A number of amendments to the Local Government Act 1993 (the Act) have been made following the Local Government Amendment Bill 2019 (the Bill) receiving assent on 25 June 2019. While some of the changes to the Act have already commenced, others will take effect on a date that is yet to be proclaimed.
An overview of some of the notable amendments to the Act is provided below.
Changes to procurement procedures
The tender threshold for councils to go to tender has now been increased from $100,000 to $250,000 in a bid to cut the red tape associated with unnecessary expense and delays.
Previously, section 55(3)(n) of the Act provided that if a contract involved an estimated expenditure or receipt of an amount greater than $100,000, council was required to invite tenders before entering into contracts.
The alternative threshold of $150,000 specified in the regulations will continue to apply for those specific contracts which involve the provision of services where those services are, at the time of entering the contract, being provided by employees of the council.
Mutual recognition of section 68 approvals
New provisions are to be introduced to enable regulations to be made which provide a scheme for the mutual recognition of certain council approvals issued under section 68 of the Act.
Section 68 approvals are required for a range of activities identified under section 68 of the Act. This includes activities such as the carrying out waste management activities in public spaces, swinging or hoisting items over a public road, the carrying out of water supply work or engaging in trade or business on community land.
When the provisions are introduced and a scheme is established, it is expected that approval requirements for those businesses which operate across local government areas and require multiple approvals from different councils, will be simplified.

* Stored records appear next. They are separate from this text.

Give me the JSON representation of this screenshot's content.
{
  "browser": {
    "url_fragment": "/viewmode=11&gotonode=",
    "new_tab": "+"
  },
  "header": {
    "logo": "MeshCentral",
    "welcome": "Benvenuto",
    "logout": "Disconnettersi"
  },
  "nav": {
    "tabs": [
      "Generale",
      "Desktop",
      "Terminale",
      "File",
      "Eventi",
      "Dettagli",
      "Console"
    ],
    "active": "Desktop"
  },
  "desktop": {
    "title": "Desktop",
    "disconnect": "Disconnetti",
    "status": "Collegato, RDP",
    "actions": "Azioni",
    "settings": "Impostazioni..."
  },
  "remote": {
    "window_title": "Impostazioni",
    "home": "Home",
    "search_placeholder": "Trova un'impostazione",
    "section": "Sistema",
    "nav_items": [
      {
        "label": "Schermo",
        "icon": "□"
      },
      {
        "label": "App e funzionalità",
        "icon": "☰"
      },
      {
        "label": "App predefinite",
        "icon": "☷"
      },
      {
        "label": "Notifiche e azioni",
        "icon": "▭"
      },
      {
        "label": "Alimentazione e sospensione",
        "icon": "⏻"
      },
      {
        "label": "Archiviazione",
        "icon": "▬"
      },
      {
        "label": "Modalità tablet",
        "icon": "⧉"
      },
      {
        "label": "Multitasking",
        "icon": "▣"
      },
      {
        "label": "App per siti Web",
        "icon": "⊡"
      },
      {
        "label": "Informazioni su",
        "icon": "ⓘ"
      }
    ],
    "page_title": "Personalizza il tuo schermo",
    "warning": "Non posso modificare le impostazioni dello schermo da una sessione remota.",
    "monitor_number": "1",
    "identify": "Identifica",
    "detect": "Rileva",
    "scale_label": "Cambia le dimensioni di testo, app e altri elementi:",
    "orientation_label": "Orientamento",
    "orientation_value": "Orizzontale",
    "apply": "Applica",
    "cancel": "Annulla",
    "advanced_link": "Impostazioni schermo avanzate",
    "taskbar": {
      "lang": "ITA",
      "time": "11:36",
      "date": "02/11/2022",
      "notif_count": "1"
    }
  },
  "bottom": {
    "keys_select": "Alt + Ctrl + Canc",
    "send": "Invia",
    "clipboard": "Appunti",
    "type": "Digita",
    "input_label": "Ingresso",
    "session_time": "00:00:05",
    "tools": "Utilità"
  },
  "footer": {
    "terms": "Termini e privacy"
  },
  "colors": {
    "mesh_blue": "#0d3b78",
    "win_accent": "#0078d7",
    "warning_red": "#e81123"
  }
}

The new provisions will allow a council that is willing to delegate certain regulatory functions to another council, to do so, provided the other council accepts that function.
12-month extension to rates freeze for amalgamated councils
Of relevance to those councils that merged in 2016, an amendment has been made to section 218CB of the Act regarding the transitional provision for the maintenance of pre-amalgamation rate paths. Under this provision, the Minister is authorised to make a determination which requires an amalgamated council, in levying rates for land, to maintain the same rate path that last applied to the land by the relevant former council.
Previously, if a determination applied to the levying of rates by a new amalgamated council, this was to continue for 3 rating years immediately following the rating year from which the relevant proclamation provided for the levying of rates.
The amendment to section 218CB(2) of the Act extends the rates freeze period to 4 rating years, providing those councils that are not ready to harmonise their rates from 1 July 2020 onwards, an additional 12 months to prepare for this.
This change also applies to existing determinations that were in force when the amendment to section 218CB(2) of the Act commenced on 25 June 2019.
Exemption from the regulatory requirements for fees
A new section 612 is to be inserted under Part 10 of Chapter 15 of the Act, which will provide an exemption for councils from the usual regulatory requirements for fees.
This new provision will enable regulations to be made by councils in relation to specified commercial activities only, exempting them from the standard requirements to advertise council fees or determine fees in accordance with a pricing methodology formally adopted and set out in council's operational plan.
Previously the Court has held that a council has a general power to contract with persons in respect of work to be performed, but that a council's "general power to contract" does not empower it to charge fees for work performed outside the mechanisms established by Chapter 15 Part 10 of Act (Adrenaline Pty Ltd v Bathurst Regional Council  NSWCA 123 at ).
These amendments (in combination with the increased tender threshold) are intended to strengthen the purchasing power of councils when negotiating contract fees and competing against other service providers. This is because councils will no longer be commercially disadvantaged by requirements that their fees be advertised and made known to competitors or the requirement that the pricing methodology in their operational plan be adopted.
The content of this article is intended to provide a general guide to the subject matter. Specialist advice should be sought about your specific circumstances.